## Task instructions
Look for "data" in each line of the entries, and return the matching lines.

## The records
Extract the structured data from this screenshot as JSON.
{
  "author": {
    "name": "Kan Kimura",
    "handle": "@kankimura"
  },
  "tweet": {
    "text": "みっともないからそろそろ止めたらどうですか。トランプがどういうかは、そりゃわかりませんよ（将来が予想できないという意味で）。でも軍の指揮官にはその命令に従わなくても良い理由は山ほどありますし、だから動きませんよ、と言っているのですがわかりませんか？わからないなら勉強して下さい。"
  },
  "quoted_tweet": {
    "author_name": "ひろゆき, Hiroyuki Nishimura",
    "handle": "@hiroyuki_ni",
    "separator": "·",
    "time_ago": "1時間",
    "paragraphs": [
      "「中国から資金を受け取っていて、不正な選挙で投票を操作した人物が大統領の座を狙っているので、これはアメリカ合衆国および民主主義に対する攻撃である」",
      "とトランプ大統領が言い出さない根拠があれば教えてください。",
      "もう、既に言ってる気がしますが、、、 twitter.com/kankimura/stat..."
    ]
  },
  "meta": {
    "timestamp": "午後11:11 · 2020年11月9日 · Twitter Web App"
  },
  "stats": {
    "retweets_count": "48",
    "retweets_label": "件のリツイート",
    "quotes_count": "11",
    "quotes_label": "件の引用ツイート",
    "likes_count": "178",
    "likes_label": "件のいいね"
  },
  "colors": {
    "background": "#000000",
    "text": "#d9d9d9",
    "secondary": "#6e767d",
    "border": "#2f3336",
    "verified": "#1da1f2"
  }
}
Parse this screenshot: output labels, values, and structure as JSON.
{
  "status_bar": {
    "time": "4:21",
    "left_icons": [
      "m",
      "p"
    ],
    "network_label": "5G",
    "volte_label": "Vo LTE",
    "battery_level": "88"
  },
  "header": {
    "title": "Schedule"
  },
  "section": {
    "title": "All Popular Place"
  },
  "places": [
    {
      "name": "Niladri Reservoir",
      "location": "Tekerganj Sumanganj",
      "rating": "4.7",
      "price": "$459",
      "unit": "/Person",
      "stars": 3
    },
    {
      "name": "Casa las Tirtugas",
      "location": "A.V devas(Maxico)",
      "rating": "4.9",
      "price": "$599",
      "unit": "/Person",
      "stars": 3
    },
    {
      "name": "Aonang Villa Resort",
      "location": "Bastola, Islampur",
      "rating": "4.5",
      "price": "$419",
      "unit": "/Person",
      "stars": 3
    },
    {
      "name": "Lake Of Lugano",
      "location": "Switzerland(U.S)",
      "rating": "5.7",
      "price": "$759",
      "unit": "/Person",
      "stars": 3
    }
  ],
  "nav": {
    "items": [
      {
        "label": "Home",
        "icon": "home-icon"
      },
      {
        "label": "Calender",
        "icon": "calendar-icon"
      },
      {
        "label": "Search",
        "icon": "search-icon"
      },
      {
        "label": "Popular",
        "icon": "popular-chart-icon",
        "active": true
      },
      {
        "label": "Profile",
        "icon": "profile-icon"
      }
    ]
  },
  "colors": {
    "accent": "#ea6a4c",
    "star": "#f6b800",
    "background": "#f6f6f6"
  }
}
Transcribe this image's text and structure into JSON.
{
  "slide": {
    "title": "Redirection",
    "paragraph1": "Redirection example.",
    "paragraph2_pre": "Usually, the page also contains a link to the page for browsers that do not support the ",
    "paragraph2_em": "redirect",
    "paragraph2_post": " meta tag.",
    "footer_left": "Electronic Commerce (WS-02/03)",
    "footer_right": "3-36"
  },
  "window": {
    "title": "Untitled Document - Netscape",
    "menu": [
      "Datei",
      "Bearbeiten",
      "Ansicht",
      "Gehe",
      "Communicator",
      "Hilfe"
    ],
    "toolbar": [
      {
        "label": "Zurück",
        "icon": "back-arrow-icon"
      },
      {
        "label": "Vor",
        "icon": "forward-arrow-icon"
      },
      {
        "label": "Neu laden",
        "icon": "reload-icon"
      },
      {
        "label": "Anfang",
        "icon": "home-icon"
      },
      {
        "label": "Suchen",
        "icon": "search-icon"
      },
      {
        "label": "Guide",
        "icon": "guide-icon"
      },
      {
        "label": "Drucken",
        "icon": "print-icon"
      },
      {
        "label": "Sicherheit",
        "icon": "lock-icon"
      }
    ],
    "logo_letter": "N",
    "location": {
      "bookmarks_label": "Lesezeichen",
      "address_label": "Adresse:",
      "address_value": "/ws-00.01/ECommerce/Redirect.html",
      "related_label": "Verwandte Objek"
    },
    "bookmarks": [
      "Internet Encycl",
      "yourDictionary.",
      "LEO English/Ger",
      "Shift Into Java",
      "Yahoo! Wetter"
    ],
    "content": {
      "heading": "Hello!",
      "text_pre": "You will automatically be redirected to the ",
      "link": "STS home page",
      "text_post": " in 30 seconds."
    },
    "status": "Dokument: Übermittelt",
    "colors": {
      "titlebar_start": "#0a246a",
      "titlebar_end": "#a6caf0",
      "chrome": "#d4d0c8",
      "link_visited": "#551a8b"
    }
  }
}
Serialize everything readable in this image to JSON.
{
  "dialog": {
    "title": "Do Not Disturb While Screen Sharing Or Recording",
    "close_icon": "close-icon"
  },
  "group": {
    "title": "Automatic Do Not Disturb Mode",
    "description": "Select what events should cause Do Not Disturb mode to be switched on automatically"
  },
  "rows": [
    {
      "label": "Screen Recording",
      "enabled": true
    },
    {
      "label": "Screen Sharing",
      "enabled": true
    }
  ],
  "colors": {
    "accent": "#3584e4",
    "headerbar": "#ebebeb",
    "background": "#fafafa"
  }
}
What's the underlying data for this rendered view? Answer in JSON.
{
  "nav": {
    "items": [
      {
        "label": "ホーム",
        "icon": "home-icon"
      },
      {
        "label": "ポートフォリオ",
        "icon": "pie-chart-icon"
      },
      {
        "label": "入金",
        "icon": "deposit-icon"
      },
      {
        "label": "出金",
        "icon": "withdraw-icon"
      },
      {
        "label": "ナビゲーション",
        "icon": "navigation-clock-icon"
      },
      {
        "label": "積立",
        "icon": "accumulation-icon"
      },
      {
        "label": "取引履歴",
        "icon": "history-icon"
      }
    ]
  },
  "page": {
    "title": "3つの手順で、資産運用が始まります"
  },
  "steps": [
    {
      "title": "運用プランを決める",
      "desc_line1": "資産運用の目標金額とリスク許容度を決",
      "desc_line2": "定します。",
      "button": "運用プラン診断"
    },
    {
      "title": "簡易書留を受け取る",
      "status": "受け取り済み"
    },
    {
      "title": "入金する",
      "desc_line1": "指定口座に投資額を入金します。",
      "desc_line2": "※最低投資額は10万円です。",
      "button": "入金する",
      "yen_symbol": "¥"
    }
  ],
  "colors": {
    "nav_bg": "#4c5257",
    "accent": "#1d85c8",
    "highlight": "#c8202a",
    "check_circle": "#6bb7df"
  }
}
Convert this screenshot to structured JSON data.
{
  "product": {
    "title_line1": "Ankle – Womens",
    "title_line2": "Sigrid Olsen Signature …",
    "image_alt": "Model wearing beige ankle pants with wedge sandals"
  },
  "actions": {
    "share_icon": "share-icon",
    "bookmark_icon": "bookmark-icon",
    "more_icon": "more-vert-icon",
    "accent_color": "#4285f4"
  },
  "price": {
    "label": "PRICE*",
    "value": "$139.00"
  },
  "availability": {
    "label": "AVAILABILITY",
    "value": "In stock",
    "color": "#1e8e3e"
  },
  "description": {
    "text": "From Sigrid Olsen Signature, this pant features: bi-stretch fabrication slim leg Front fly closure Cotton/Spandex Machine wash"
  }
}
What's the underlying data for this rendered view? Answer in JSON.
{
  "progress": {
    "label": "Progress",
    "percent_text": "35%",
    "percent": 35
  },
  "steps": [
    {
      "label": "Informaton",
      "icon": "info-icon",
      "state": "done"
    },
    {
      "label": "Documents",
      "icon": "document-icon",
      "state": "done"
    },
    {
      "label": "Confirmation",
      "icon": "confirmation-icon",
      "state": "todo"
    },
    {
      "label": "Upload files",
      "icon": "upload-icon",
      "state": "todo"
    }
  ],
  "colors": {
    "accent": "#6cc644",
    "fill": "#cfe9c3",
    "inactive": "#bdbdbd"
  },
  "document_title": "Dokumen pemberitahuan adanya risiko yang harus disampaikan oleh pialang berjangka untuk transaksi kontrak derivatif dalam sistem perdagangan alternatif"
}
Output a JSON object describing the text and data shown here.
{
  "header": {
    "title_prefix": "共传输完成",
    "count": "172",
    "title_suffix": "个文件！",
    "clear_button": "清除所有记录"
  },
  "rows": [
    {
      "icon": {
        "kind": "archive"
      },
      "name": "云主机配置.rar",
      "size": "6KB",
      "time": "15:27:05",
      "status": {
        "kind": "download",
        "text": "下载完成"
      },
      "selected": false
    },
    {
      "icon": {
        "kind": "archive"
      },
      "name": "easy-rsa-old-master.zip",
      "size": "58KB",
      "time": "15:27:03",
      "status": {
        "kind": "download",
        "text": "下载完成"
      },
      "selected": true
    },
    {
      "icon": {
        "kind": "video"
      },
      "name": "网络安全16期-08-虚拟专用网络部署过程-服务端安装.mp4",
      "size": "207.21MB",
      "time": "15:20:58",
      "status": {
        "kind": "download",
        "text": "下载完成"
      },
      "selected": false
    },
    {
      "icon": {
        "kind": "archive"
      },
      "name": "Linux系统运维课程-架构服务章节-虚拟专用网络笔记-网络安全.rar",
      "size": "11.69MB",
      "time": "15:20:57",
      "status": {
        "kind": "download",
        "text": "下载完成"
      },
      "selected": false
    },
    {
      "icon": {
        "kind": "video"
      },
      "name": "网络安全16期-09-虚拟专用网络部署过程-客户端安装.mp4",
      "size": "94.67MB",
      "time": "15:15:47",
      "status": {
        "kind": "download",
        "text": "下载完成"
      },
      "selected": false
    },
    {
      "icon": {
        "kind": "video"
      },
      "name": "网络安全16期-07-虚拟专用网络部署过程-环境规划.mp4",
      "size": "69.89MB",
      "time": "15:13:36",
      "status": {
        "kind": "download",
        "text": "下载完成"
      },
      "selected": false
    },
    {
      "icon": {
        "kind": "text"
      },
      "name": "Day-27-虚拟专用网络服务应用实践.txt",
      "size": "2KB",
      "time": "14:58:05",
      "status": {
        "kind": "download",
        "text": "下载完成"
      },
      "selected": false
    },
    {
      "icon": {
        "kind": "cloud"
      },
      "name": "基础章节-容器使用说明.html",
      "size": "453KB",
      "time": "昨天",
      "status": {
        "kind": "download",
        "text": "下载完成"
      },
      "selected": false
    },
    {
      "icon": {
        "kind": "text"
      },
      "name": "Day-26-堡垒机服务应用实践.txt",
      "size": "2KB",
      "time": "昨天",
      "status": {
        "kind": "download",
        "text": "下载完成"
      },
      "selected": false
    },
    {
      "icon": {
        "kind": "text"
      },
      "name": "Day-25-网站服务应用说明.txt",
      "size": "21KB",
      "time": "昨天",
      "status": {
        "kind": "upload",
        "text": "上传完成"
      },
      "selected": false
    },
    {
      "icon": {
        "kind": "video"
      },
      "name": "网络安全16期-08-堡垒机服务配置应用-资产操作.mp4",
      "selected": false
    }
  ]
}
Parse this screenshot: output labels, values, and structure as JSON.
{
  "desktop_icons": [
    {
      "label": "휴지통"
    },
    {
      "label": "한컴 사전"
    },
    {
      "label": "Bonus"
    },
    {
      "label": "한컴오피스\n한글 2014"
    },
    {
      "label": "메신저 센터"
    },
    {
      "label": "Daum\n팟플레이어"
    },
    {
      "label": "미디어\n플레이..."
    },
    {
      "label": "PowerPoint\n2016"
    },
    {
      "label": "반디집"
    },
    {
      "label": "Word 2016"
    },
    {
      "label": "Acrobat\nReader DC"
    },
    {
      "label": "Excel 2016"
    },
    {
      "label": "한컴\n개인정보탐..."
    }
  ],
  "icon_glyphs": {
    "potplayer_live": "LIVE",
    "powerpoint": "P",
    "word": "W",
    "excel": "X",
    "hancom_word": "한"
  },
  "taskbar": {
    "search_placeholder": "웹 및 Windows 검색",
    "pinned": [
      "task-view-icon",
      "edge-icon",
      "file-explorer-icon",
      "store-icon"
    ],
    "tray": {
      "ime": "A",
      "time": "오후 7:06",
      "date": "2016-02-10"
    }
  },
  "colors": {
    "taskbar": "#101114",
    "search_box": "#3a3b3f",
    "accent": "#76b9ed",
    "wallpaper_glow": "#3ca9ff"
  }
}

## Response box
Extract the structured data from this screenshot as JSON.
What's the underlying data for this rendered view? Answer in JSON.
Convert this screenshot to structured JSON data.
What's the underlying data for this rendered view? Answer in JSON.
Output a JSON object describing the text and data shown here.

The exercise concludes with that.